Joe and Jenna discuss how Joymode is making it easier than ever to have meaningful experiences and highlight critical stages and lessons learned throughout his journey as a founder.
Insights from Joe
On Redefining Ownership with Joymode:
- "Experiences are what really make you happy. It's not the garage full of things. It's the moments and memories."
- "We are ambitious and proud of what we are building. Sometimes not expanding feels like torture. The lesson learned over the last two years is that when local experiences expand too quickly the quality degrades. We are trying to help you create special moments with your friends and family. We can't let your experiences fail. We have to get it right and have a rule that no issue should happen twice. We want to expand from a position of strength and confidence as opposed to just expanding to expand. We want Joymode to be around for decades. On that timeline, it doesn't feel like we are moving slowly at all. We are fundamentally challenging the notion of ownership. It's going to take time for that to come together."
- "How is the talent in LA? Amazing. There are a lot of reasons we could fail as a company but it won't be for lack of talent."
On Life as a Founder:

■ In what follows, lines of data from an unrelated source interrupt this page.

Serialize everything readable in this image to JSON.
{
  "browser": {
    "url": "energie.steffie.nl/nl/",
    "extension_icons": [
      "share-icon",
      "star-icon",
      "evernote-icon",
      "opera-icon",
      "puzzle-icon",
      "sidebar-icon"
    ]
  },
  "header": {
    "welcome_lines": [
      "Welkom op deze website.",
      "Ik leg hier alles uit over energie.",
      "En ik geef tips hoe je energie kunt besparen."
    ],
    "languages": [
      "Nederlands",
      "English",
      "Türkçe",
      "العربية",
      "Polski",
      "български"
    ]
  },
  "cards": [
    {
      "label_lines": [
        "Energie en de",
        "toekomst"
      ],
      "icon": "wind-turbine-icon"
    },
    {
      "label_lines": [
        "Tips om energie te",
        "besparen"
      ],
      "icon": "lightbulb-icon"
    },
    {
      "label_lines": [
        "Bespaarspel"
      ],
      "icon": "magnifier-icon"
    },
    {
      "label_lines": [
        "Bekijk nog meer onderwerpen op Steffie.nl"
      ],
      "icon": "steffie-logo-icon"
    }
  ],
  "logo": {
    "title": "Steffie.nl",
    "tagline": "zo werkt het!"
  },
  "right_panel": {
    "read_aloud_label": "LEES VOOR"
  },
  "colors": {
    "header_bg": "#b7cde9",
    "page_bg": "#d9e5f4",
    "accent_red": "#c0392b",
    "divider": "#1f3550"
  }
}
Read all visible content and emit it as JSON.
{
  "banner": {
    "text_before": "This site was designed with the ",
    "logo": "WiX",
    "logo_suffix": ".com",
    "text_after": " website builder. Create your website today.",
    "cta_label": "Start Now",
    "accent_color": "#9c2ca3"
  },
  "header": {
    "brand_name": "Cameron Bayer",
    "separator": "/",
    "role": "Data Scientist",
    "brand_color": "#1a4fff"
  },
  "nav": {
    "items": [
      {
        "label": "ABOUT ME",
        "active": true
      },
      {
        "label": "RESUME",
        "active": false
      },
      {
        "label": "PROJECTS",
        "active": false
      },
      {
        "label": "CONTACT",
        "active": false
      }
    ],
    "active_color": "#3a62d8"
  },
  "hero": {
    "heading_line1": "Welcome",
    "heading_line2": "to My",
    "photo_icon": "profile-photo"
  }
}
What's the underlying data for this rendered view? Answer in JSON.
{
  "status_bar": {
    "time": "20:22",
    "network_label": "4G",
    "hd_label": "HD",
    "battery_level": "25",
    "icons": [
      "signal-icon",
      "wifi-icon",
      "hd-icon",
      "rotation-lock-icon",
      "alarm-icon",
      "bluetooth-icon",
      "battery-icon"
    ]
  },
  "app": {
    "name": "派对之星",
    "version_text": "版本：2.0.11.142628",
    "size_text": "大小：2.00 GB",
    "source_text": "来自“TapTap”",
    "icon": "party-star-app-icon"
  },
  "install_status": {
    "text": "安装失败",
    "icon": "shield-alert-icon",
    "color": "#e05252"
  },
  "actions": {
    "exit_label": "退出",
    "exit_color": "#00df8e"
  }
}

- "Klout's success was shaped by the fact that we never thought our goals were big. They sounded cool so we pursued them. I had never met an investor or anyone who worked at Google before we started. The company launched in my bedroom. The team and I were all young, raw, and really inspired by the idea. We didn't realize how big it was."
- "As a second time founder, it's easy to overthink things and talk yourself out of them. Knowledge can quickly become paralyzing."
- "No one really knows how things are going to work out for your company. They may have seen things from other companies but every situation has its own context and their past doesn't matter for you. Take everything in. Synthesize advice, reactions, and thoughts. And then, as the CEO and founder, you have to make the decision. It is difficult, but it's your job."
- "You have to learn to not get too high and not get too low. The pendulum literally swings hour by hour. It goes from being the best idea ever to wondering what you were thinking. It's really easy to fall into the mental, physical, and emotional exhaustion. Be okay with the uncertainty and the ups and downs and know that your emotions are normal. As an entrepreneur, this is what you signed up for. If you are high fiving everyone at everything that goes right it is going to crush you when the first thing goes wrong. If you get crushed when things go wrong, you are never going to enjoy the moments when they go well. Find the right balance where you can live without going too high or too low."
- "Even when things are spinning, you can still push forward. It's never as bad as you think. All things pass and it will be okay."
On Building Real Relationships:
- "I don't ever think of myself as a networker. I don't go to a lot of tech socials. I don't feel like I'm an insider in Silicon Valley. I didn't go to Stanford or work at Google. I went to high school in Las Vegas and never worked anywhere that anyone has ever heard of. Being an outsider and staying true to that - continuing to be myself - and being okay that I don't need to be everyone's friend or be Mr.Networker; People respond well to that. You can make a lot of really great friends by not trying to be everyone's friend. Just be yourself."
- "We couldn't be more proud to work with so many special people. I would be 100% happy to hang out with all of the people that are involved in Joymode. I would be friends with them if we were all doing something totally different."